For a more grown-up audience, Cards Against Humanity (cardsagainsthumanity.com) is always a winner. Describing itself as "the party game for horrible people", the game involves fill-in-the-blank cards. Players use phrase cards to provide the funniest and most controversial results, which are often hilarious (and mostly unprintable.) The game can be downloaded for free to print at home. JL
Jolly Thinkers, 11/F Bayfield Building, 99 Hennessy Road, Wan Chai, tel: 2527 2882
Check out "pets interrupting yoga" on YouTube and you will see how a serene home practice can quickly descend into a fracas between human and animal. Speaking from personal experience - I practise yoga and have two dogs at home - I'm convinced dogs have an intuitive alarm that detects (and goes off) whenever a human face is lowered to their eye level.
No matter where I am in the flat, when I get into the "downward facing dog" pose, it's only a matter of seconds before I get pounced on by my dogs, tongues/tails wagging. If you can't beat them, why not let them join you? "Doga" has been practised in this city for at least five years, with some local yoga studios occasionally offering sessions for pet-owning practitioners. It involves lifting the dog (works better with, say, a papillon than a medium-size bichon frise); massaging their back and tummy, as well as stretching your limbs and theirs. It promises to foster bonding between a pet and its owner.
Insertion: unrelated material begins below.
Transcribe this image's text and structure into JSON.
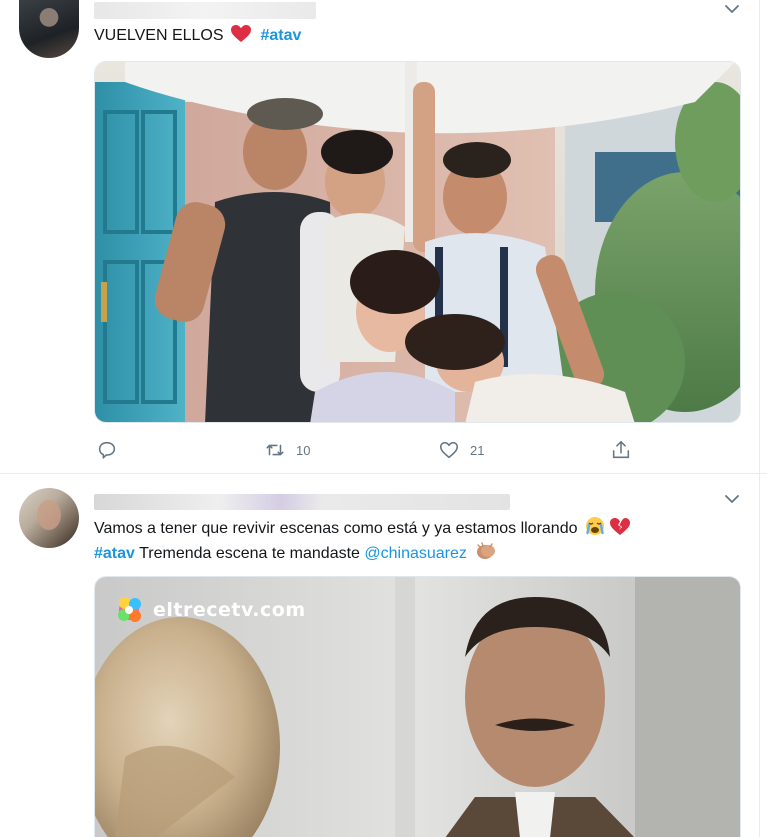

The beauty of doga is that it has no set sequences and can be done at home. There are plenty of DVDs/ YouTube videos out there for ideas on how to create your own sequences; I recommend "The Art of Doga" on the Animal Planet website (animalplanet.com), which gives an informative introduction to the practice. KK
Illustrations: Brian Wang